Cyrus Lau: Vietnam is one of the biggest centres of manufacturing industry in Southeast Asia. Its mould & die market is comprehensive, ranging from sheet metal dies, die casting dies, and forging dies, to jigs, fixtures, gauges, and more. Key factors driving the market include the growing support from Japanese moulding companies. Overall, there is a large number of local manufacturers, suppliers, and distributors operating in Vietnam’s mould and die industry.
Q: How does LKM position itself in the Vietnam mould & die market?
CL: We are a mould base manufacturer and machinery specialist. We don’t think any company in our industry can claim to produce over 100 tonnes of metal chips like we do! But most importantly, our LKM standard is known to be very reliable, and is one of the most popular mould base brand in the world. When customers buy LKM, they know they get good and reliable quality. We have a large number of Japan-made machining centres, and we can cut over 100 tons of steel materials a day. In addition, we work with customers and provide them with materials and processing advice.
Q: How are you helping your customers address their manufacturing challenges?
CL: For Vietnamese mould makers, reliable quality and speed are very important—and the easiest way to improve this is by adopting standardisation in mould bases. This will improve lead time, quality, and make mould designs easier. Of course, standard products also tend to be cost efficient, which is clearly beneficial for mould makers.

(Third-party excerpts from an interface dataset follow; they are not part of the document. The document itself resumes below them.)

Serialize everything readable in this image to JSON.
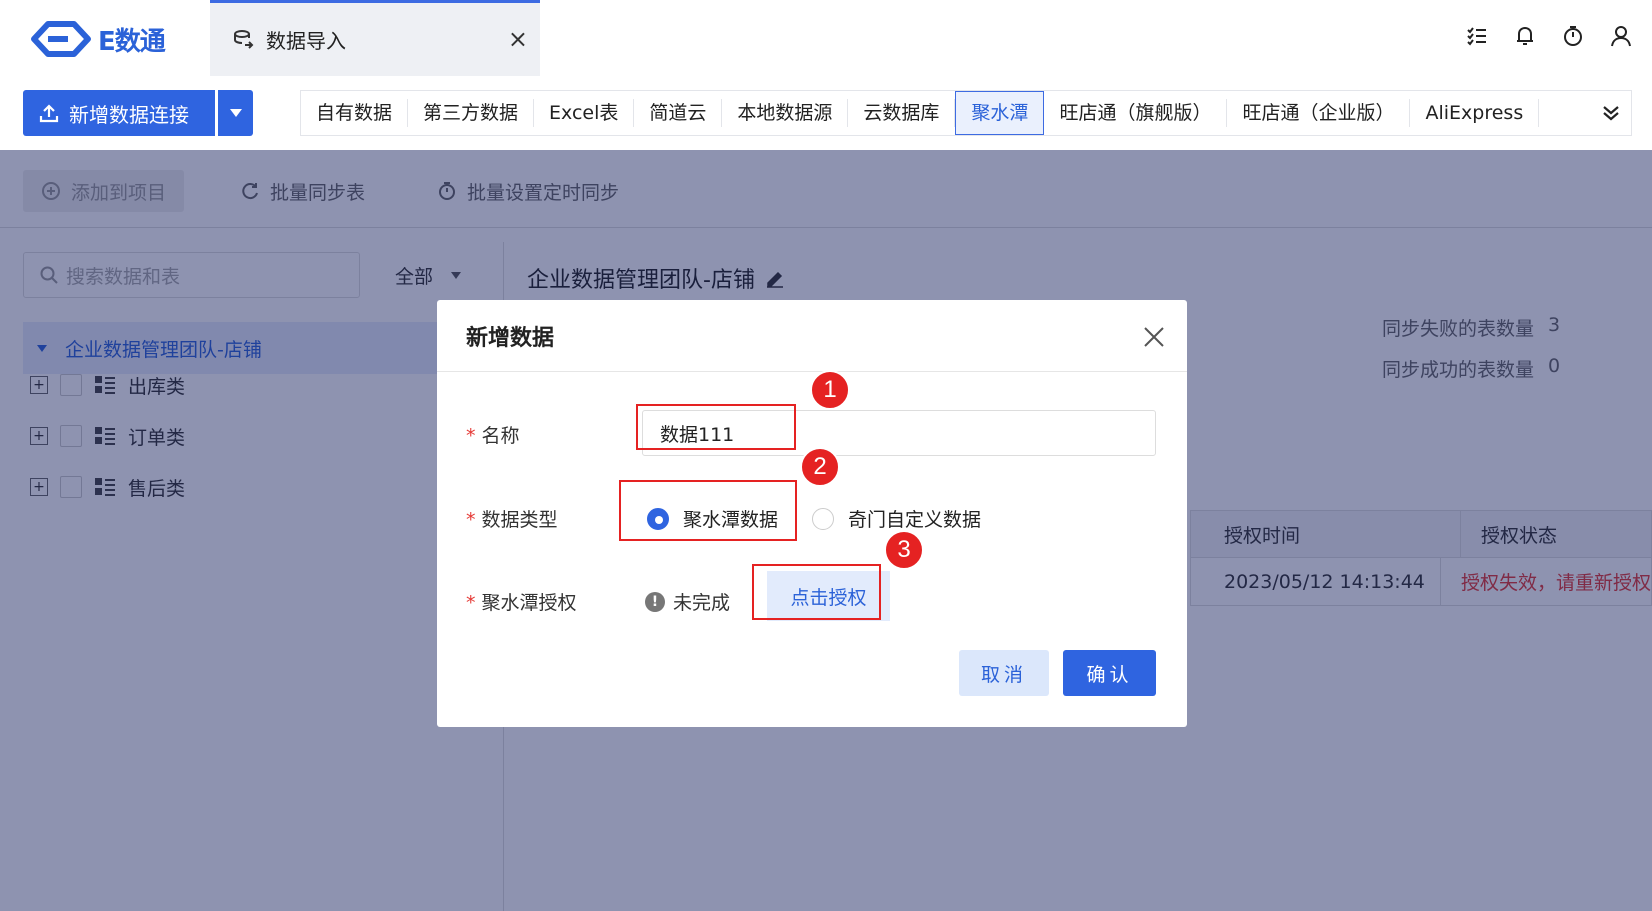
{
  "app": {
    "brand": "E数通"
  },
  "window_tab": {
    "label": "数据导入",
    "close": "×"
  },
  "actions": {
    "new_connection": "新增数据连接"
  },
  "source_tabs": [
    "自有数据",
    "第三方数据",
    "Excel表",
    "简道云",
    "本地数据源",
    "云数据库",
    "聚水潭",
    "旺店通（旗舰版）",
    "旺店通（企业版）",
    "AliExpress"
  ],
  "source_tabs_active": "聚水潭",
  "toolbar": {
    "add_to_project": "添加到项目",
    "batch_sync": "批量同步表",
    "batch_schedule": "批量设置定时同步"
  },
  "sidebar": {
    "search_placeholder": "搜索数据和表",
    "filter": "全部",
    "root": "企业数据管理团队-店铺",
    "items": [
      "出库类",
      "订单类",
      "售后类"
    ]
  },
  "detail": {
    "title": "企业数据管理团队-店铺",
    "sync_failed_label": "同步失败的表数量",
    "sync_failed_value": "3",
    "sync_success_label": "同步成功的表数量",
    "sync_success_value": "0",
    "table": {
      "headers": [
        "授权时间",
        "授权状态"
      ],
      "rows": [
        [
          "2023/05/12 14:13:44",
          "授权失效，请重新授权"
        ]
      ]
    }
  },
  "modal": {
    "title": "新增数据",
    "name_label": "名称",
    "name_value": "数据111",
    "type_label": "数据类型",
    "type_options": [
      "聚水潭数据",
      "奇门自定义数据"
    ],
    "type_selected": "聚水潭数据",
    "auth_label": "聚水潭授权",
    "auth_status": "未完成",
    "auth_button": "点击授权",
    "cancel": "取消",
    "confirm": "确认",
    "required_mark": "*"
  },
  "annotations": [
    "1",
    "2",
    "3"
  ],
  "colors": {
    "primary": "#2f64e0",
    "highlight": "#e52222",
    "error": "#e53935"
  }
}
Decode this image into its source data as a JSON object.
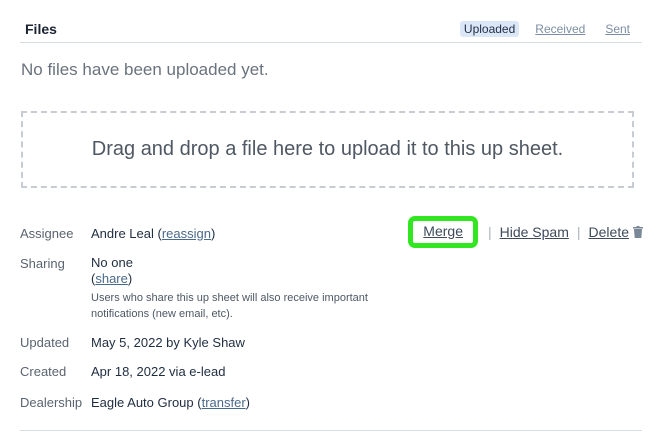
{
  "files": {
    "title": "Files",
    "tabs": [
      {
        "label": "Uploaded",
        "active": true
      },
      {
        "label": "Received",
        "active": false
      },
      {
        "label": "Sent",
        "active": false
      }
    ],
    "empty_message": "No files have been uploaded yet.",
    "dropzone_text": "Drag and drop a file here to upload it to this up sheet."
  },
  "actions": {
    "merge": "Merge",
    "hide_spam": "Hide Spam",
    "delete": "Delete",
    "separator": "|",
    "highlight_color": "#33e622"
  },
  "details": {
    "assignee": {
      "label": "Assignee",
      "value": "Andre Leal",
      "link": "reassign"
    },
    "sharing": {
      "label": "Sharing",
      "value": "No one",
      "link": "share",
      "note_line1": "Users who share this up sheet will also receive important",
      "note_line2": "notifications (new email, etc)."
    },
    "updated": {
      "label": "Updated",
      "value": "May 5, 2022 by Kyle Shaw"
    },
    "created": {
      "label": "Created",
      "value": "Apr 18, 2022 via e-lead"
    },
    "dealership": {
      "label": "Dealership",
      "value": "Eagle Auto Group",
      "link": "transfer"
    }
  }
}
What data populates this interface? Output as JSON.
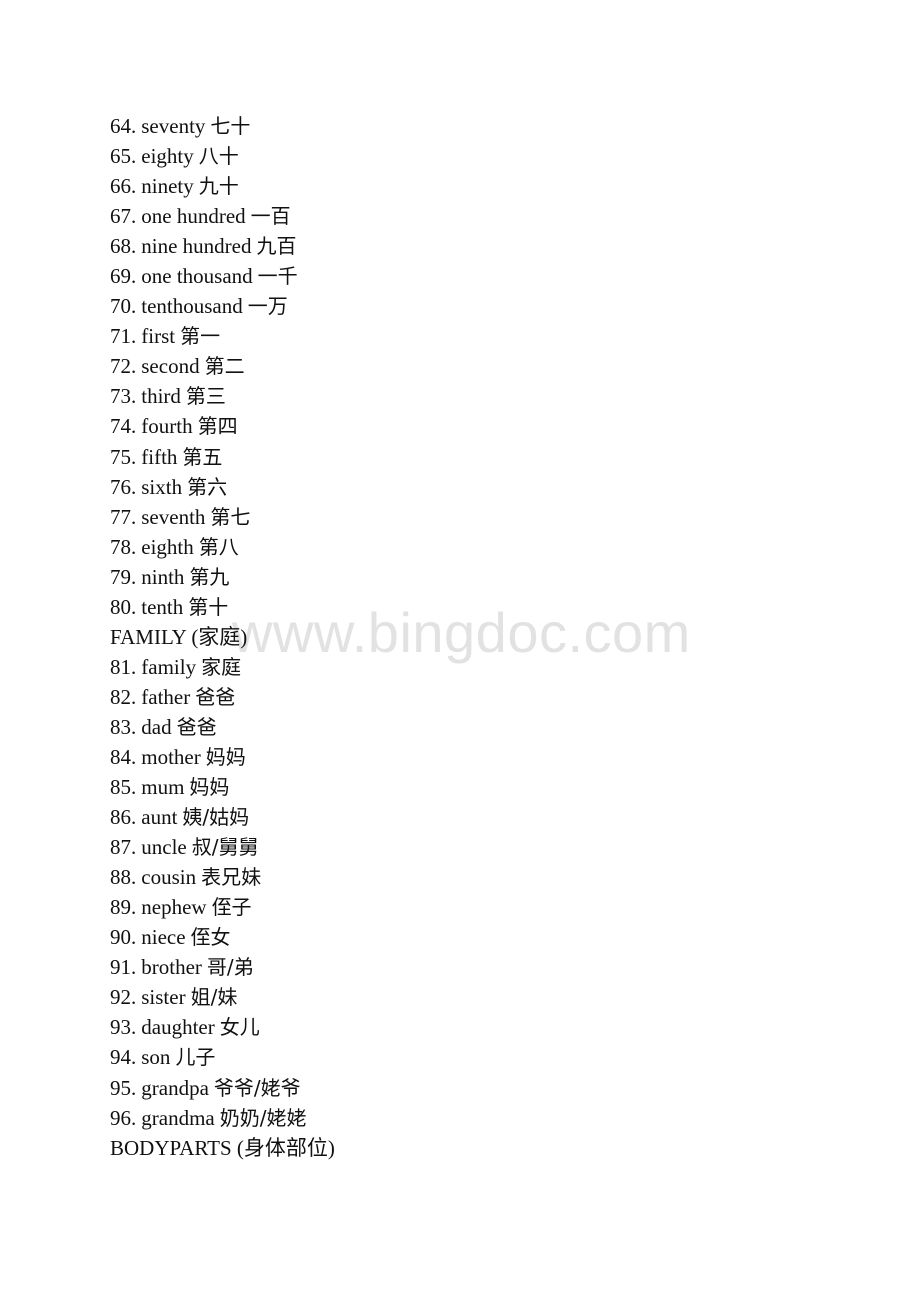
{
  "watermark": "www.bingdoc.com",
  "lines": [
    {
      "type": "item",
      "num": "64.",
      "en": "seventy",
      "cn": "七十"
    },
    {
      "type": "item",
      "num": "65.",
      "en": "eighty",
      "cn": "八十"
    },
    {
      "type": "item",
      "num": "66.",
      "en": "ninety",
      "cn": "九十"
    },
    {
      "type": "item",
      "num": "67.",
      "en": "one hundred",
      "cn": "一百"
    },
    {
      "type": "item",
      "num": "68.",
      "en": "nine hundred",
      "cn": "九百"
    },
    {
      "type": "item",
      "num": "69.",
      "en": "one thousand",
      "cn": "一千"
    },
    {
      "type": "item",
      "num": "70.",
      "en": "tenthousand",
      "cn": "一万"
    },
    {
      "type": "item",
      "num": "71.",
      "en": "first",
      "cn": "第一"
    },
    {
      "type": "item",
      "num": "72.",
      "en": "second",
      "cn": "第二"
    },
    {
      "type": "item",
      "num": "73.",
      "en": "third",
      "cn": "第三"
    },
    {
      "type": "item",
      "num": "74.",
      "en": "fourth",
      "cn": "第四"
    },
    {
      "type": "item",
      "num": "75.",
      "en": "fifth",
      "cn": "第五"
    },
    {
      "type": "item",
      "num": "76.",
      "en": "sixth",
      "cn": "第六"
    },
    {
      "type": "item",
      "num": "77.",
      "en": "seventh",
      "cn": "第七"
    },
    {
      "type": "item",
      "num": "78.",
      "en": "eighth",
      "cn": "第八"
    },
    {
      "type": "item",
      "num": "79.",
      "en": "ninth",
      "cn": "第九"
    },
    {
      "type": "item",
      "num": "80.",
      "en": "tenth",
      "cn": "第十"
    },
    {
      "type": "heading",
      "text": "FAMILY (家庭)"
    },
    {
      "type": "item",
      "num": "81.",
      "en": "family",
      "cn": "家庭"
    },
    {
      "type": "item",
      "num": "82.",
      "en": "father",
      "cn": "爸爸"
    },
    {
      "type": "item",
      "num": "83.",
      "en": "dad",
      "cn": "爸爸"
    },
    {
      "type": "item",
      "num": "84.",
      "en": "mother",
      "cn": "妈妈"
    },
    {
      "type": "item",
      "num": "85.",
      "en": "mum",
      "cn": "妈妈"
    },
    {
      "type": "item",
      "num": "86.",
      "en": "aunt",
      "cn": "姨/姑妈"
    },
    {
      "type": "item",
      "num": "87.",
      "en": "uncle",
      "cn": "叔/舅舅"
    },
    {
      "type": "item",
      "num": "88.",
      "en": "cousin",
      "cn": "表兄妹"
    },
    {
      "type": "item",
      "num": "89.",
      "en": "nephew",
      "cn": "侄子"
    },
    {
      "type": "item",
      "num": "90.",
      "en": "niece",
      "cn": "侄女"
    },
    {
      "type": "item",
      "num": "91.",
      "en": "brother",
      "cn": "哥/弟"
    },
    {
      "type": "item",
      "num": "92.",
      "en": "sister",
      "cn": "姐/妹"
    },
    {
      "type": "item",
      "num": "93.",
      "en": "daughter",
      "cn": "女儿"
    },
    {
      "type": "item",
      "num": "94.",
      "en": "son",
      "cn": "儿子"
    },
    {
      "type": "item",
      "num": "95.",
      "en": "grandpa",
      "cn": "爷爷/姥爷"
    },
    {
      "type": "item",
      "num": "96.",
      "en": "grandma",
      "cn": "奶奶/姥姥"
    },
    {
      "type": "heading",
      "text": "BODYPARTS (身体部位)"
    }
  ]
}
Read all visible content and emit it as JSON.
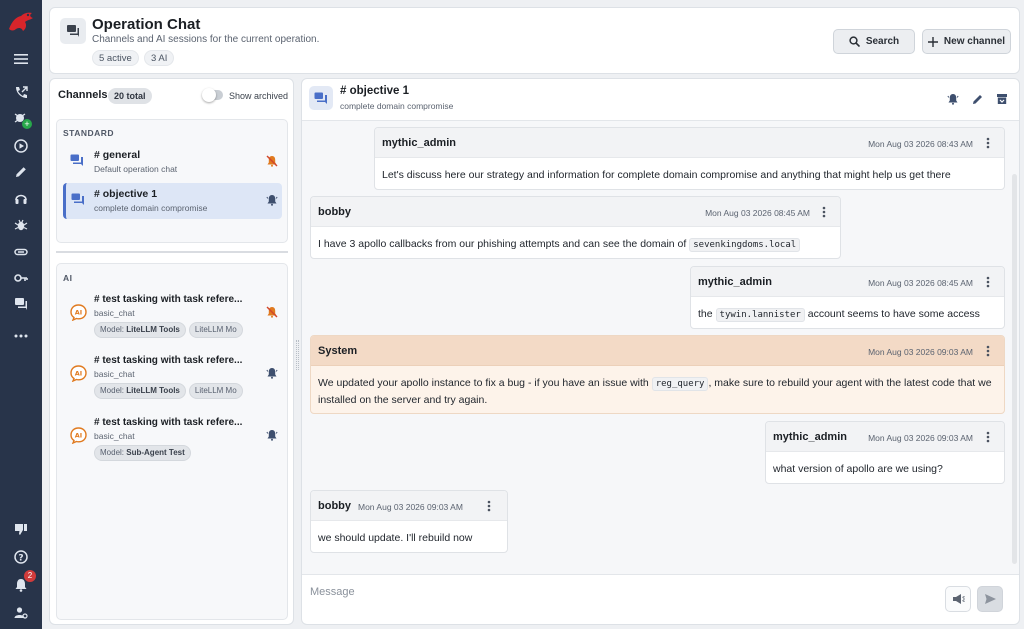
{
  "header": {
    "title": "Operation Chat",
    "subtitle": "Channels and AI sessions for the current operation.",
    "chips": [
      "5 active",
      "3 AI"
    ],
    "search_label": "Search",
    "new_channel_label": "New channel"
  },
  "rail": {
    "notification_count": "2"
  },
  "channels": {
    "title": "Channels",
    "total_badge": "20 total",
    "show_archived_label": "Show archived",
    "standard_label": "STANDARD",
    "ai_label": "AI",
    "standard": [
      {
        "name": "# general",
        "description": "Default operation chat"
      },
      {
        "name": "# objective 1",
        "description": "complete domain compromise"
      }
    ],
    "ai": [
      {
        "name": "# test tasking with task refere...",
        "description": "basic_chat",
        "tags": [
          {
            "key": "Model:",
            "value": "LiteLLM Tools"
          },
          {
            "key": "LiteLLM Mo",
            "value": ""
          }
        ]
      },
      {
        "name": "# test tasking with task refere...",
        "description": "basic_chat",
        "tags": [
          {
            "key": "Model:",
            "value": "LiteLLM Tools"
          },
          {
            "key": "LiteLLM Mo",
            "value": ""
          }
        ]
      },
      {
        "name": "# test tasking with task refere...",
        "description": "basic_chat",
        "tags": [
          {
            "key": "Model:",
            "value": "Sub-Agent Test"
          }
        ]
      }
    ]
  },
  "chat": {
    "title": "# objective 1",
    "subtitle": "complete domain compromise",
    "composer_placeholder": "Message",
    "messages": [
      {
        "author": "mythic_admin",
        "time": "Mon Aug 03 2026 08:43 AM",
        "text": "Let's discuss here our strategy and information for complete domain compromise and anything that might help us get there"
      },
      {
        "author": "bobby",
        "time": "Mon Aug 03 2026 08:45 AM",
        "text_before": "I have 3 apollo callbacks from our phishing attempts and can see the domain of",
        "code": "sevenkingdoms.local"
      },
      {
        "author": "mythic_admin",
        "time": "Mon Aug 03 2026 08:45 AM",
        "text_prefix": "the",
        "code": "tywin.lannister",
        "text_after": "account seems to have some access"
      },
      {
        "author": "System",
        "time": "Mon Aug 03 2026 09:03 AM",
        "text_before": "We updated your apollo instance to fix a bug - if you have an issue with",
        "code": "reg_query",
        "text_after": ", make sure to rebuild your agent with the latest code that we installed on the server and try again."
      },
      {
        "author": "mythic_admin",
        "time": "Mon Aug 03 2026 09:03 AM",
        "text": "what version of apollo are we using?"
      },
      {
        "author": "bobby",
        "time": "Mon Aug 03 2026 09:03 AM",
        "text": "we should update. I'll rebuild now"
      }
    ]
  }
}
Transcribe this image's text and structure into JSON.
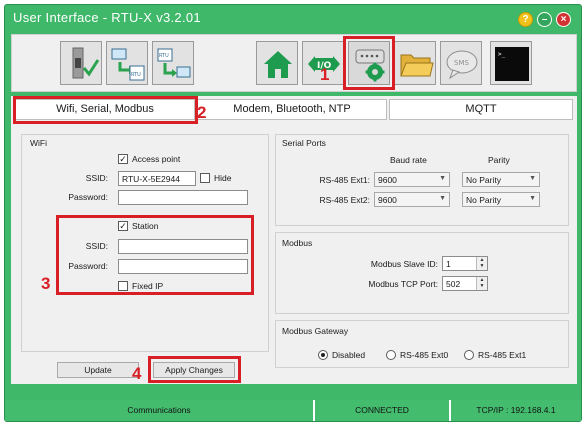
{
  "window": {
    "title": "User Interface - RTU-X v3.2.01",
    "buttons": {
      "help": "?",
      "minimize": "–",
      "close": "×"
    }
  },
  "toolbar": {
    "buttons": [
      {
        "name": "device-check",
        "icon": "usb-plug-check-icon"
      },
      {
        "name": "upload",
        "icon": "pc-to-rtu-upload-icon"
      },
      {
        "name": "download",
        "icon": "rtu-to-pc-download-icon"
      },
      {
        "name": "home",
        "icon": "home-icon"
      },
      {
        "name": "io",
        "icon": "io-arrows-icon",
        "label": "I/O"
      },
      {
        "name": "settings",
        "icon": "serial-port-gear-icon",
        "active": true
      },
      {
        "name": "open-folder",
        "icon": "folder-icon"
      },
      {
        "name": "sms",
        "icon": "sms-bubble-icon",
        "label": "SMS"
      },
      {
        "name": "terminal",
        "icon": "terminal-icon",
        "label": ">_"
      }
    ]
  },
  "annotations": [
    "1",
    "2",
    "3",
    "4"
  ],
  "tabs": [
    {
      "label": "Wifi, Serial, Modbus",
      "active": true
    },
    {
      "label": "Modem, Bluetooth, NTP",
      "active": false
    },
    {
      "label": "MQTT",
      "active": false
    }
  ],
  "wifi": {
    "group_title": "WiFi",
    "access_point": {
      "checkbox_label": "Access point",
      "checked": true,
      "ssid_label": "SSID:",
      "ssid_value": "RTU-X-5E2944",
      "hide_label": "Hide",
      "hide_checked": false,
      "password_label": "Password:",
      "password_value": ""
    },
    "station": {
      "checkbox_label": "Station",
      "checked": true,
      "ssid_label": "SSID:",
      "ssid_value": "",
      "password_label": "Password:",
      "password_value": "",
      "fixed_ip_label": "Fixed IP",
      "fixed_ip_checked": false
    }
  },
  "actions": {
    "update_label": "Update",
    "apply_label": "Apply Changes"
  },
  "serial_ports": {
    "group_title": "Serial Ports",
    "col_baud": "Baud rate",
    "col_parity": "Parity",
    "rows": [
      {
        "label": "RS-485 Ext1:",
        "baud": "9600",
        "parity": "No Parity"
      },
      {
        "label": "RS-485 Ext2:",
        "baud": "9600",
        "parity": "No Parity"
      }
    ]
  },
  "modbus": {
    "group_title": "Modbus",
    "slave_id_label": "Modbus Slave ID:",
    "slave_id_value": "1",
    "tcp_port_label": "Modbus TCP Port:",
    "tcp_port_value": "502"
  },
  "modbus_gateway": {
    "group_title": "Modbus Gateway",
    "options": [
      {
        "label": "Disabled",
        "selected": true
      },
      {
        "label": "RS-485 Ext0",
        "selected": false
      },
      {
        "label": "RS-485 Ext1",
        "selected": false
      }
    ]
  },
  "statusbar": {
    "left": "Communications",
    "middle": "CONNECTED",
    "right": "TCP/IP : 192.168.4.1"
  },
  "colors": {
    "accent_green": "#3fb86a",
    "annotation_red": "#d81f26"
  }
}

At the EMO 2019 Agathon will highlight new developments in the field of machinery and services, as well as solutions and innovations for guiding, centering and quick-change, especially for tool and mould making.
Agathon will be presenting its broad portfolio for tool and machine construction to visitors at the EMO 2019. The company highlights their top products such as the roller guide systems, in particular, for tool and mould making, but also for mechanical engineering and automation.
This porfolio also includes the Mini Fine Centering, which has gained an excellent reputation since its market introduction in the spring of 2018. With the static application of the Mini Fine Centering tool and mould inserts can be backlash-free, easy rolling and thus highly precise centered and they can also be changed extremely fast, without expert knowledge and without tilting.
Mechanical engineers are increasingly enjoying the opportunities for quick change, which is offered by the mini-fine centering. A popular field of application is the quick exchange of clamping tools. Other areas of application for the Mini Fine Centering include precision automation, for example, when gripper tools are positioned. There, the Mini Fine Centering ensures maximum process reliability, it eliminates vibrations and guarantees gentle and precise part removal.
The Mini Fine Centering can now also be used for dynamic applications. In particular, the centering of floating cavities in multi-cavity tools and moulds should offer a broad field of application for the Mini Fine Centering. Thanks to its small footprint, the number of cavities can be increased by up to 30 percent. Since the Mini Fine Centering is not paired, additional bushings of the standard 7989 can be used – in particular for turning tools or automation solutions, this offers new application possibilities.
Furthermore, the new maintenance-free sliding bushing is Agathon’s third spring innovation. It distinguishes itself especially for dry running, whereby the small backlash enables a very precise guidance. The sliding surface of the bushing is designed and structured to achieve a very high performance together with the surface of the pillars, the counter partner from the Agathon range.